hundred sixty five thousand words but according to wired reporter john christian the tech company purposely left out another four hundred words that it seems inappropriate so what are these taboo words well most of them revolve around intercourse web show of course is one of the words that google won't type out for you but panty brawl is tampax s.t.i. and condom are some of the other words that google mixed now love allowed and making is allowed just don't put them together that word is and there are some drug references like morphine and m.r. all are excluded but marijuana and bong are in a few islamic words are prohibited like sunni and if tar but those are just about the only religious words left out of google's dictionary klansmen and supremacy are out of bounds not the however is not who loaned autocomplete competitor names like garmin and a m d but apple and i phones are recognized even some of google's own
words were left out of the dictionary chromebook zagat and ad bob will be marked as misspelled when you text on the new android system and then there's trendy words words that are frequently face heard on urban dictionary dot com also all seven of george carlin's dirty words are out along with ordinary words like geek and else that's now if you want you could turn the. filter off of google's keyboard settings so you can text time you talk you can also add words to your phone's personal dictionary that you can curse your little heart out but perhaps the overarching question here is why google felt it was so important to omit these words is it an example of the company's political stances isn't censorship or is it simply google's way to attempt to force people to talk going to more civilized manner to one another using the warrants perhaps all good questions to which google responds
with perhaps the two words the company knows best no comment in washington meghan lopez r.t. . and that does it for now i'm a mirror david stay tuned boom bust is next. and a sight. i'm sick of corporations trying to. do and they. are all about money and i've actually like for politicians the laws are. just too.
yes i was a new alert animation scripts scare me a little. earlier. there is breaking news tonight and we are continuing to follow the breaking news. alexander's family cry tears of the warrior great things rather that there has to be either red or get a cork a wall around a line is a story many sort of movie is playing out in real life. there
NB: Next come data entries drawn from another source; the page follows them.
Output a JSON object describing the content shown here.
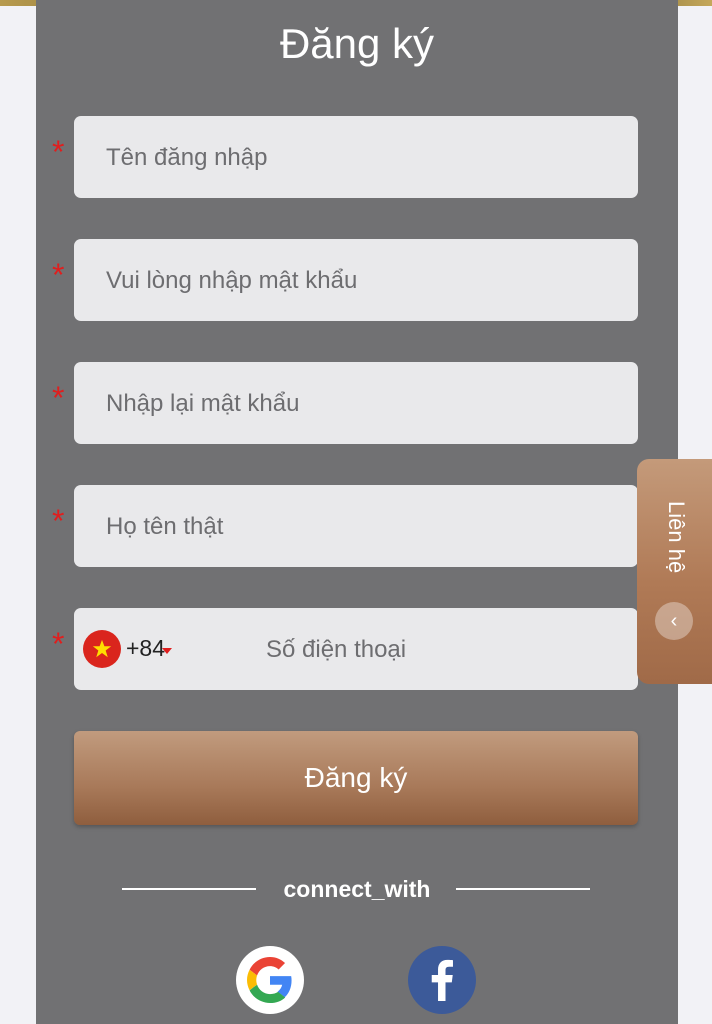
{
  "form": {
    "title": "Đăng ký",
    "required_mark": "*",
    "username_placeholder": "Tên đăng nhập",
    "password_placeholder": "Vui lòng nhập mật khẩu",
    "confirm_password_placeholder": "Nhập lại mật khẩu",
    "fullname_placeholder": "Họ tên thật",
    "phone": {
      "country_flag": "vietnam-flag",
      "dial_code": "+84",
      "placeholder": "Số điện thoại"
    },
    "submit_label": "Đăng ký"
  },
  "social": {
    "divider_label": "connect_with",
    "providers": [
      "google",
      "facebook"
    ]
  },
  "contact_tab": {
    "label": "Liên hệ",
    "icon": "chevron-left-icon"
  },
  "colors": {
    "panel": "#717173",
    "field": "#e9e9eb",
    "accent": "#b07a56",
    "required": "#e01e1e",
    "facebook": "#3c5a99"
  }
}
i marinate it this is boom bust in here the stories we're tracking for you today. first up where have all the banks gone well according to statistics from the f.b.i. see the way of the dinosaur we'll tell you about it coming right up and also a columnist and former treasury secretary paul craig roberts joins me today to discuss all things bad policy related and later on madonna hers is and i discussed high net worth practice of her diction shopping her story it's in today's big deal you won't want to miss any of it and it all starts right now.